In February, we reported that L.A. Mayor Antonio Villaraigosa, spooked off the Gabrielle Giffords shooting, had applied for a six-foot security wall to be erected around his "Getty House" mansion in Windsor Square.
The neighborhood's homeowners association, along with the Internet, was understandably outraged. How could this former "kid from East L.A." (so "Jenny on the Block," no?), a man who traveled to Mexico to preach "bridges not borders," make such a complete 360 to bratty, paranoid pol?
But the mayor knew all he had to do was wait:
So the wall, which shatters the area's 42-inch limit, was approved on June 8.
When the Park La Brea News contacted Windsor Square Association Vice President John Welborne on June 21 for comment, he said: "We are unaware that a variance has been granted." Join the club, dude.
However, a couple devoted homeowners did get wind of the April 21 public hearing for Villaraigosa's zoning request:
The Greater Wilshire Neighborhood Council, Windsor Square HPOZ Board, and the publisher of the Larchmont Chronicle also filed letters in opposition to the fence...
"When he leaves, we will be stuck with the fence whether or not there is an occupant of the house," according to the testimony of the Windsor Square HPOZ Board. "In addition, more people would have attended this hearing, but the [location] was not posted."
Well, too late now. Tony wins again! We'll be calling around to get some explanations in the morning, so stay tuned, if you're not too busy Weinering out.
Update: Villaraigosa's chief of staff, John Carr, tells the Los Angeles Times that "the idea came from LAPD."
Carr explains: "This is really to enhance the security there, and we're trying to do it in a way that's as pleasing as possible and have it be in line with what the neighborhood says."
Plus, the mayor has made so many concessions on his wall already (why doesn't the media write about that, right?):
Carr said that he's worked with various residents and organizations during the planning process and that the city has made several compromises. Officials originally wanted an 8-foot, 6-inch hedge, Carr said, but after neighbors protested, the plans were modified.

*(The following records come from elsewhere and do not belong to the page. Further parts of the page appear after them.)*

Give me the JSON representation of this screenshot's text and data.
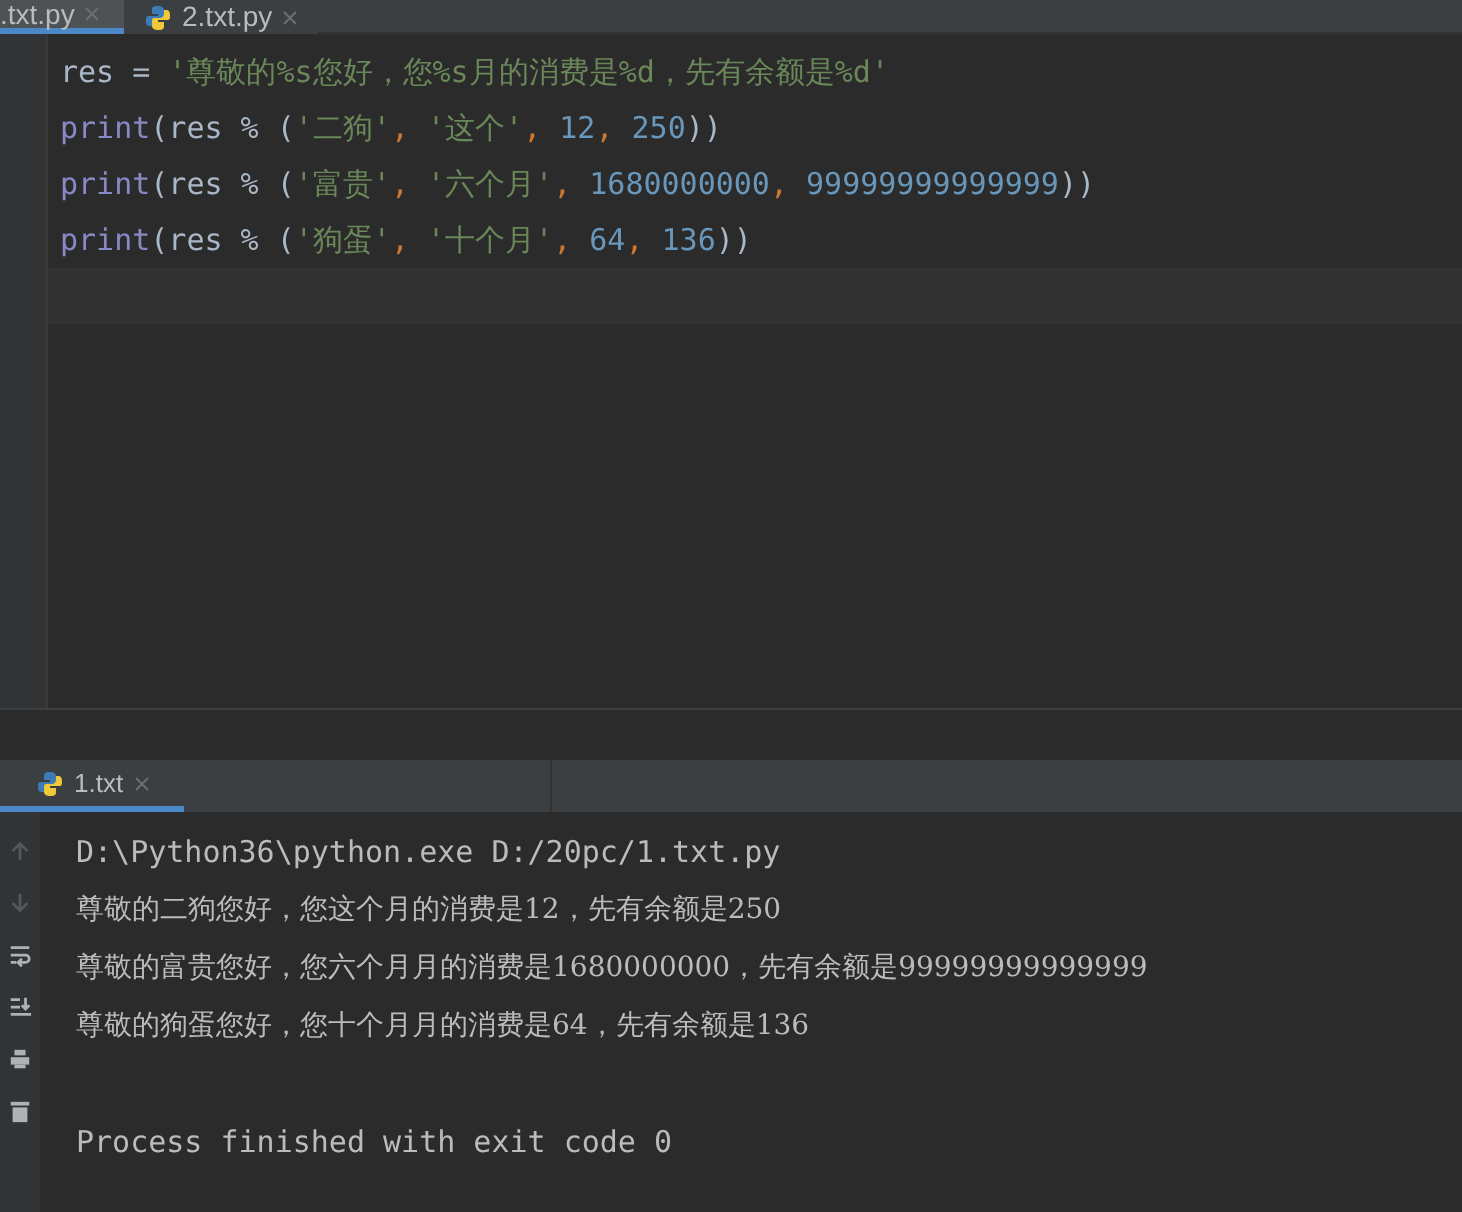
{
  "editor_tabs": [
    {
      "label": ".txt.py",
      "selected": true,
      "icon": false
    },
    {
      "label": "2.txt.py",
      "selected": false,
      "icon": true
    }
  ],
  "code_lines": [
    [
      {
        "kind": "ident",
        "text": "res = "
      },
      {
        "kind": "string",
        "text": "'尊敬的%s您好，您%s月的消费是%d，先有余额是%d'"
      }
    ],
    [
      {
        "kind": "builtin",
        "text": "print"
      },
      {
        "kind": "ident",
        "text": "(res % ("
      },
      {
        "kind": "string",
        "text": "'二狗'"
      },
      {
        "kind": "comma",
        "text": ", "
      },
      {
        "kind": "string",
        "text": "'这个'"
      },
      {
        "kind": "comma",
        "text": ", "
      },
      {
        "kind": "number",
        "text": "12"
      },
      {
        "kind": "comma",
        "text": ", "
      },
      {
        "kind": "number",
        "text": "250"
      },
      {
        "kind": "ident",
        "text": "))"
      }
    ],
    [
      {
        "kind": "builtin",
        "text": "print"
      },
      {
        "kind": "ident",
        "text": "(res % ("
      },
      {
        "kind": "string",
        "text": "'富贵'"
      },
      {
        "kind": "comma",
        "text": ", "
      },
      {
        "kind": "string",
        "text": "'六个月'"
      },
      {
        "kind": "comma",
        "text": ", "
      },
      {
        "kind": "number",
        "text": "1680000000"
      },
      {
        "kind": "comma",
        "text": ", "
      },
      {
        "kind": "number",
        "text": "99999999999999"
      },
      {
        "kind": "ident",
        "text": "))"
      }
    ],
    [
      {
        "kind": "builtin",
        "text": "print"
      },
      {
        "kind": "ident",
        "text": "(res % ("
      },
      {
        "kind": "string",
        "text": "'狗蛋'"
      },
      {
        "kind": "comma",
        "text": ", "
      },
      {
        "kind": "string",
        "text": "'十个月'"
      },
      {
        "kind": "comma",
        "text": ", "
      },
      {
        "kind": "number",
        "text": "64"
      },
      {
        "kind": "comma",
        "text": ", "
      },
      {
        "kind": "number",
        "text": "136"
      },
      {
        "kind": "ident",
        "text": "))"
      }
    ]
  ],
  "run_tabs": [
    {
      "label": "1.txt",
      "selected": true
    }
  ],
  "console_tools": [
    {
      "kind": "up",
      "disabled": true
    },
    {
      "kind": "down",
      "disabled": true
    },
    {
      "kind": "wrap",
      "disabled": false
    },
    {
      "kind": "scroll-end",
      "disabled": false
    },
    {
      "kind": "print",
      "disabled": false
    },
    {
      "kind": "trash",
      "disabled": false
    }
  ],
  "console_lines": [
    {
      "kind": "command",
      "text": "D:\\Python36\\python.exe D:/20pc/1.txt.py"
    },
    {
      "kind": "output",
      "text": "尊敬的二狗您好，您这个月的消费是12，先有余额是250"
    },
    {
      "kind": "output",
      "text": "尊敬的富贵您好，您六个月月的消费是1680000000，先有余额是99999999999999"
    },
    {
      "kind": "output",
      "text": "尊敬的狗蛋您好，您十个月月的消费是64，先有余额是136"
    },
    {
      "kind": "blank"
    },
    {
      "kind": "status",
      "text": "Process finished with exit code 0"
    }
  ]
}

Now, plans call for a 6-foot fence (6-foot-3 in some areas where the yard slopes) and 3 feet of hedge at the base. It will look like a wrought-iron fence. Carr said the look should blend in with the neighborhood's style.
Which does not at all change the fact that the mayor is erecting a six-foot wall around his mansion.
And in the end, the spiky ring of neighborhood blight will probably just give mayoral creepers that many more shadows to lurk in and hedges to crouch behind. Not that we're planning on it...